* **Exercise instructions**
Give back the entries below verbatim.

* **Material provided**
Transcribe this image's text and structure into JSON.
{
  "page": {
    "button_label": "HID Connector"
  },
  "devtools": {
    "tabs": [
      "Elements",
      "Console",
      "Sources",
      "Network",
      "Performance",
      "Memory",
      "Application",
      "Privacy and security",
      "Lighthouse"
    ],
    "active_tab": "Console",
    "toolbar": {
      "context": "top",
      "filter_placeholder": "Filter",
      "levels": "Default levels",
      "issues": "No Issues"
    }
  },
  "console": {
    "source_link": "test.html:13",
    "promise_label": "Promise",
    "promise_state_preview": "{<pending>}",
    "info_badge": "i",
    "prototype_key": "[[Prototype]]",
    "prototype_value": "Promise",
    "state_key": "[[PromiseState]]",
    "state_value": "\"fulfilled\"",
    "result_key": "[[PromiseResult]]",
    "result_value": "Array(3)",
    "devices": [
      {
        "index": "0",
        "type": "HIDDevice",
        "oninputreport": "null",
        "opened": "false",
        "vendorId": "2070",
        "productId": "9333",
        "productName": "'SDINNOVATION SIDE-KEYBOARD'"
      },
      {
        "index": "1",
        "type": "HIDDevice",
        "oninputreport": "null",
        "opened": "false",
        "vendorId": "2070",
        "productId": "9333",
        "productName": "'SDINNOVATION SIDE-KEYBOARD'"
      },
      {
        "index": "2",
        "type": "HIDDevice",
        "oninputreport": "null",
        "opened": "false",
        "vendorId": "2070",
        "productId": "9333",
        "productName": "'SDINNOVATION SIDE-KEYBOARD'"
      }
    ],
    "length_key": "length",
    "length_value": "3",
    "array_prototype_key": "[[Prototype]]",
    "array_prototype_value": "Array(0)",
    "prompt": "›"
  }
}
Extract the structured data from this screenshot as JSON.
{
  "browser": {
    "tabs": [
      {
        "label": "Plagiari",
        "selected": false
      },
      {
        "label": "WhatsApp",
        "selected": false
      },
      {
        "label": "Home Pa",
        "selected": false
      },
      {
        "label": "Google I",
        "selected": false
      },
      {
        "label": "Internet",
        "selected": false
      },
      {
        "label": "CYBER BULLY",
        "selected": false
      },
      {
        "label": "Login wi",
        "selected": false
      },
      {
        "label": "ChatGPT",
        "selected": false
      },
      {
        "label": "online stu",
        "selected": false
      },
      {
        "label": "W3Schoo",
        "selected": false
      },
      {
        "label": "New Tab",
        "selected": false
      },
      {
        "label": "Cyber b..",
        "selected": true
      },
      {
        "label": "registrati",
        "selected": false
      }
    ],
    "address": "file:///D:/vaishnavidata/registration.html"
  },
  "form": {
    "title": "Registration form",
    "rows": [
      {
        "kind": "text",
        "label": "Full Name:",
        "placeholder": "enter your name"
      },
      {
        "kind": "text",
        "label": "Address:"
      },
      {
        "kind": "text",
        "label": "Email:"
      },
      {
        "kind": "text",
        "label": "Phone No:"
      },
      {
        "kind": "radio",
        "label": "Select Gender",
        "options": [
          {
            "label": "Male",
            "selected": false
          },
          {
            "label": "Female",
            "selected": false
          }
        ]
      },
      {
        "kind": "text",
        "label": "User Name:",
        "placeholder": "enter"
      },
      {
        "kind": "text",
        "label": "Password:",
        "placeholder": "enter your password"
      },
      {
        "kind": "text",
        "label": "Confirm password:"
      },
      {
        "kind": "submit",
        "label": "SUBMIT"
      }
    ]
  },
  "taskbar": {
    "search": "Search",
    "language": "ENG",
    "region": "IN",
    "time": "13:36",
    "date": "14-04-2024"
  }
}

* **Result for this exercise**
Transcribe this image's text and structure into JSON.
{
  "page": {
    "button_label": "HID Connector"
  },
  "devtools": {
    "tabs": [
      "Elements",
      "Console",
      "Sources",
      "Network",
      "Performance",
      "Memory",
      "Application",
      "Privacy and security",
      "Lighthouse"
    ],
    "active_tab": "Console",
    "toolbar": {
      "context": "top",
      "filter_placeholder": "Filter",
      "levels": "Default levels",
      "issues": "No Issues"
    }
  },
  "console": {
    "source_link": "test.html:13",
    "promise_label": "Promise",
    "promise_state_preview": "{<pending>}",
    "info_badge": "i",
    "prototype_key": "[[Prototype]]",
    "prototype_value": "Promise",
    "state_key": "[[PromiseState]]",
    "state_value": "\"fulfilled\"",
    "result_key": "[[PromiseResult]]",
    "result_value": "Array(3)",
    "devices": [
      {
        "index": "0",
        "type": "HIDDevice",
        "oninputreport": "null",
        "opened": "false",
        "vendorId": "2070",
        "productId": "9333",
        "productName": "'SDINNOVATION SIDE-KEYBOARD'"
      },
      {
        "index": "1",
        "type": "HIDDevice",
        "oninputreport": "null",
        "opened": "false",
        "vendorId": "2070",
        "productId": "9333",
        "productName": "'SDINNOVATION SIDE-KEYBOARD'"
      },
      {
        "index": "2",
        "type": "HIDDevice",
        "oninputreport": "null",
        "opened": "false",
        "vendorId": "2070",
        "productId": "9333",
        "productName": "'SDINNOVATION SIDE-KEYBOARD'"
      }
    ],
    "length_key": "length",
    "length_value": "3",
    "array_prototype_key": "[[Prototype]]",
    "array_prototype_value": "Array(0)",
    "prompt": "›"
  }
}
Extract the structured data from this screenshot as JSON.
{
  "browser": {
    "tabs": [
      {
        "label": "Plagiari",
        "selected": false
      },
      {
        "label": "WhatsApp",
        "selected": false
      },
      {
        "label": "Home Pa",
        "selected": false
      },
      {
        "label": "Google I",
        "selected": false
      },
      {
        "label": "Internet",
        "selected": false
      },
      {
        "label": "CYBER BULLY",
        "selected": false
      },
      {
        "label": "Login wi",
        "selected": false
      },
      {
        "label": "ChatGPT",
        "selected": false
      },
      {
        "label": "online stu",
        "selected": false
      },
      {
        "label": "W3Schoo",
        "selected": false
      },
      {
        "label": "New Tab",
        "selected": false
      },
      {
        "label": "Cyber b..",
        "selected": true
      },
      {
        "label": "registrati",
        "selected": false
      }
    ],
    "address": "file:///D:/vaishnavidata/registration.html"
  },
  "form": {
    "title": "Registration form",
    "rows": [
      {
        "kind": "text",
        "label": "Full Name:",
        "placeholder": "enter your name"
      },
      {
        "kind": "text",
        "label": "Address:"
      },
      {
        "kind": "text",
        "label": "Email:"
      },
      {
        "kind": "text",
        "label": "Phone No:"
      },
      {
        "kind": "radio",
        "label": "Select Gender",
        "options": [
          {
            "label": "Male",
            "selected": false
          },
          {
            "label": "Female",
            "selected": false
          }
        ]
      },
      {
        "kind": "text",
        "label": "User Name:",
        "placeholder": "enter"
      },
      {
        "kind": "text",
        "label": "Password:",
        "placeholder": "enter your password"
      },
      {
        "kind": "text",
        "label": "Confirm password:"
      },
      {
        "kind": "submit",
        "label": "SUBMIT"
      }
    ]
  },
  "taskbar": {
    "search": "Search",
    "language": "ENG",
    "region": "IN",
    "time": "13:36",
    "date": "14-04-2024"
  }
}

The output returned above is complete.